Data section
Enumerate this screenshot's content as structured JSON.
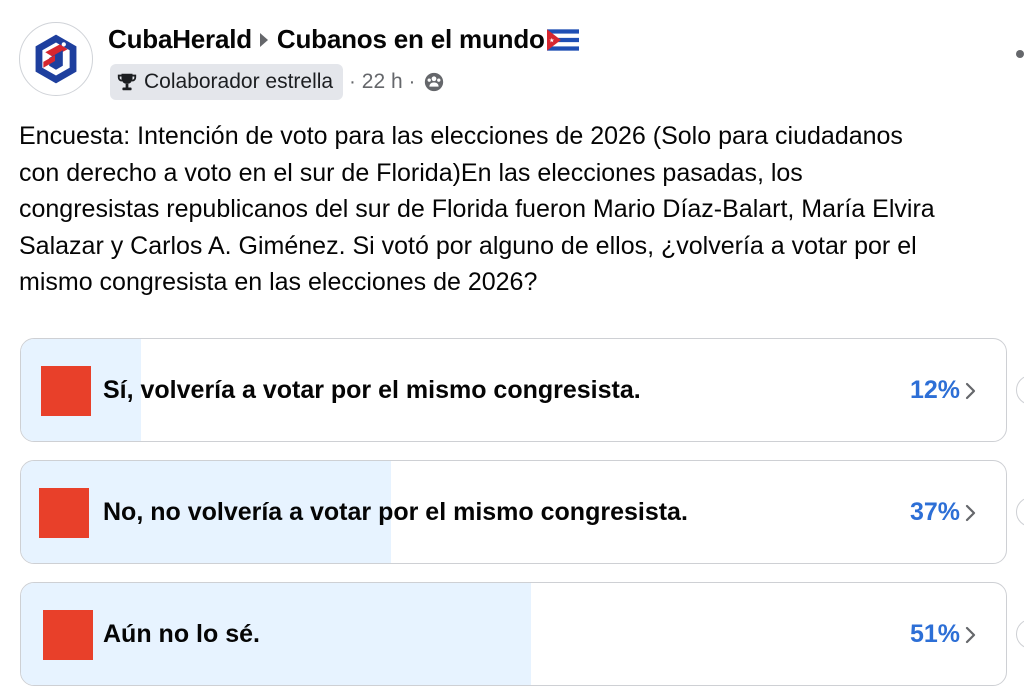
{
  "post": {
    "author": "CubaHerald",
    "group": "Cubanos en el mundo",
    "badge_label": "Colaborador estrella",
    "time": "22 h",
    "separator": "·",
    "text": "Encuesta: Intención de voto para las elecciones de 2026 (Solo para ciudadanos\ncon derecho a voto en el sur de Florida)En las elecciones pasadas, los\ncongresistas republicanos del sur de Florida fueron Mario Díaz-Balart, María Elvira\nSalazar y Carlos A. Giménez. Si votó por alguno de ellos, ¿volvería a votar por el\nmismo congresista en las elecciones de 2026?"
  },
  "poll": {
    "options": [
      {
        "label": "Sí, volvería a votar por el mismo congresista.",
        "percent_label": "12%",
        "share": 0.12
      },
      {
        "label": "No, no volvería a votar por el mismo congresista.",
        "percent_label": "37%",
        "share": 0.37
      },
      {
        "label": "Aún no lo sé.",
        "percent_label": "51%",
        "share": 0.51
      }
    ]
  },
  "colors": {
    "accent": "#2d6fd6",
    "option_square": "#e8402a",
    "result_fill": "#e7f3ff"
  },
  "icons": {
    "avatar": "cubaherald-logo",
    "separator": "caret-right-icon",
    "flag": "cuba-flag-icon",
    "badge": "trophy-icon",
    "audience": "public-group-icon",
    "option_arrow": "chevron-right-icon"
  }
}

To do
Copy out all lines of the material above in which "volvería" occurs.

Solved exercise
    "text": "Encuesta: Intención de voto para las elecciones de 2026 (Solo para ciudadanos\ncon derecho a voto en el sur de Florida)En las elecciones pasadas, los\ncongresistas republicanos del sur de Florida fueron Mario Díaz-Balart, María Elvira\nSalazar y Carlos A. Giménez. Si votó por alguno de ellos, ¿volvería a votar por el\nmismo congresista en las elecciones de 2026?"
        "label": "Sí, volvería a votar por el mismo congresista.",
        "label": "No, no volvería a votar por el mismo congresista.",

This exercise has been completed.